Did Michael Faraday, who died in 1867, know that his ideas would directly influence the light bulb, which effectively led to the creation of everything from the modern power grid to nightlife?

Did Ben Graham know that his 1950s finance class would lead to 45,000 trekking to Omaha every year to hear his student speak?

Of course not. It’s so hard to know what an idea, or an invention, or a philosophy, will influence, and what a person who’s influenced by it will go on to create.

Visa Founder Dee Hock says, “A book is far more than what the author wrote; it is everything you can imagine and read into it as well.” An author might write something that’s dull or obvious, but it could inspire a reader to go do something incredible.

Ideas compound.

Inventions compound.

Education compounds.

A trivial thing can grow into a massive thing, and faster than most people realize.

Science writer Matt Ridley says most innovation happens when several different ideas “have sex.”

Most new ideas and inventions are pretty bland on their own.
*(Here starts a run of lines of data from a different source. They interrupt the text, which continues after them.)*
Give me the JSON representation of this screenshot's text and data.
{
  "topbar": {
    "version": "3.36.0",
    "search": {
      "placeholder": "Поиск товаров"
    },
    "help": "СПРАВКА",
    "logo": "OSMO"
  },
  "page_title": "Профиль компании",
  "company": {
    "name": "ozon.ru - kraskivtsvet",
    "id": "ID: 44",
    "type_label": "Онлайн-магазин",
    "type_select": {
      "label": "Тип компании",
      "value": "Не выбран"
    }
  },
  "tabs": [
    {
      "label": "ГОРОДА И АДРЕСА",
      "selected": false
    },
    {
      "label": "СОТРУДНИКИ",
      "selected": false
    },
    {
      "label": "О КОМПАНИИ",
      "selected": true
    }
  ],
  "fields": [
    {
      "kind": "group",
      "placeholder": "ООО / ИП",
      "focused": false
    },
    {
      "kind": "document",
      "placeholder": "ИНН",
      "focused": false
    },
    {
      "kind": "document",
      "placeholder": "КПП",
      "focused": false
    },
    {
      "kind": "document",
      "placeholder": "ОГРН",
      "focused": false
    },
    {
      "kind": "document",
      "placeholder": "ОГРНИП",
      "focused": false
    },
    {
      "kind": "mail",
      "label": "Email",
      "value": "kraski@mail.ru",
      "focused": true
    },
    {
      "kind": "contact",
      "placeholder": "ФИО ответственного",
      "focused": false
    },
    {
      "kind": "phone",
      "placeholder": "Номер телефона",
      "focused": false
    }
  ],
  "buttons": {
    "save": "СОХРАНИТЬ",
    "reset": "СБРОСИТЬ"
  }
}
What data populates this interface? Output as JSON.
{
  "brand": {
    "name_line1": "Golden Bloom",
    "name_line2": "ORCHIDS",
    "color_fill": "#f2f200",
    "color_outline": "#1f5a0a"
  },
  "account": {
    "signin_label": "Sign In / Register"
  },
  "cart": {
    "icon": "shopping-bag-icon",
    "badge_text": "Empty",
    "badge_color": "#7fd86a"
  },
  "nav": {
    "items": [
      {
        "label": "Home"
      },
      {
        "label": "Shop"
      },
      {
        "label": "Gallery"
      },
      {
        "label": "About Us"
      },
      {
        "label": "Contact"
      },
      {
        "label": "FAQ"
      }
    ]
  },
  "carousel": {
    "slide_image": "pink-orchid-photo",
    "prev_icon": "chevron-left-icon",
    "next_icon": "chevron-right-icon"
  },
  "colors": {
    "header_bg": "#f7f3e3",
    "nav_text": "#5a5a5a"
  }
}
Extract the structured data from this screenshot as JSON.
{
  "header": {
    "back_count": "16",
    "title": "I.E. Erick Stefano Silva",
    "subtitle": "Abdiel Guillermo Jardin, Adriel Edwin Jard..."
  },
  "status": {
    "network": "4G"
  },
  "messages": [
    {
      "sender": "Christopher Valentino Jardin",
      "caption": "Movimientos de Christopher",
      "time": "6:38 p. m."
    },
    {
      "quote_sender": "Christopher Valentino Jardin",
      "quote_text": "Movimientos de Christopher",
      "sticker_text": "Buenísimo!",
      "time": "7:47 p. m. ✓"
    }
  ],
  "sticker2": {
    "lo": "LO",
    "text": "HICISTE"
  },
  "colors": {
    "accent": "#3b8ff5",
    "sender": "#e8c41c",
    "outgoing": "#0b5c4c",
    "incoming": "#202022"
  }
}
But when you mix several of them together, you can get magic. Plastic is great. Electronics are neat. Metal is special. But mix them together in the right way and you get an iPhone, which is pure magic.

It’s ideas combining, joining, and merging, that create the modern world.

And it’s the opposite process of what our crocodile friend recently pulled off.

Ridley explains in his book The Rational Optimist about the benefits of recombination:

A mutation that occurs in one creature can join forces with a mutation that occurs in another. If microbes had not begun swapping genes a few billion years ago, and animals had not continued doing so through sex, all the genes that make eyes could never have got together in one animal; nor the genes to make legs or nerves or brains. Each mutation would have remained isolated in its own lineage, unable to discover the joys of synergy.

Ridley once explained this further:

I’m not interested in the debate about whether some groups have higher I.Q.s than other groups. It’s completely irrelevant. What’s relevant to a society is how well people are communicating their ideas, and how well they’re cooperating, not how clever the individuals are.

Small ideas mixing and compounding into big ones – that’s what really drives the world.

I think part of the reason pessimism is so much easier and more common than optimism is that compound growth is not intuitive.

It’s hard to imagine, say, our incomes doubling over the next few generations. That seems like such a massive leap, like we’d have to boil the ocean to get it done. But doubling the average income over 30 years works out to about 2.3% growth per year. It’s not crazy at all. It’s actually quite achievable. What made it seem so ambitious to begin with is that compound growth is easy to underestimate.

If you look at the end result of a long period of compounding, it’s astounding. But all it took to get it done was little bits of incremental growth strung together for a long time.

All progress is like that.

Technological progress is easy to underestimate because it’s so counterintuitive to see how, for example, the philosophies of a guy who invented Polaroid film would go on to inspire the iPhone. Or how an 18th-century physicist would write a notebook that would set the foundations for a modern electrical system.

If you view progress as being driven by the genius of individuals, of course it’s hard to imagine a future where things are dramatically better, because no individual is orders of magnitudes smarter than average.

But when you view it as one person coming up with a small idea, another person copying that idea and tweaking it a little, another taking that insight and manipulating it a bit, another yet taking that product and combining it with something else – incremental, tiny bits, little ideas mixing, joining, blending, mutating, and compounding together – it’s suddenly much more conceivable.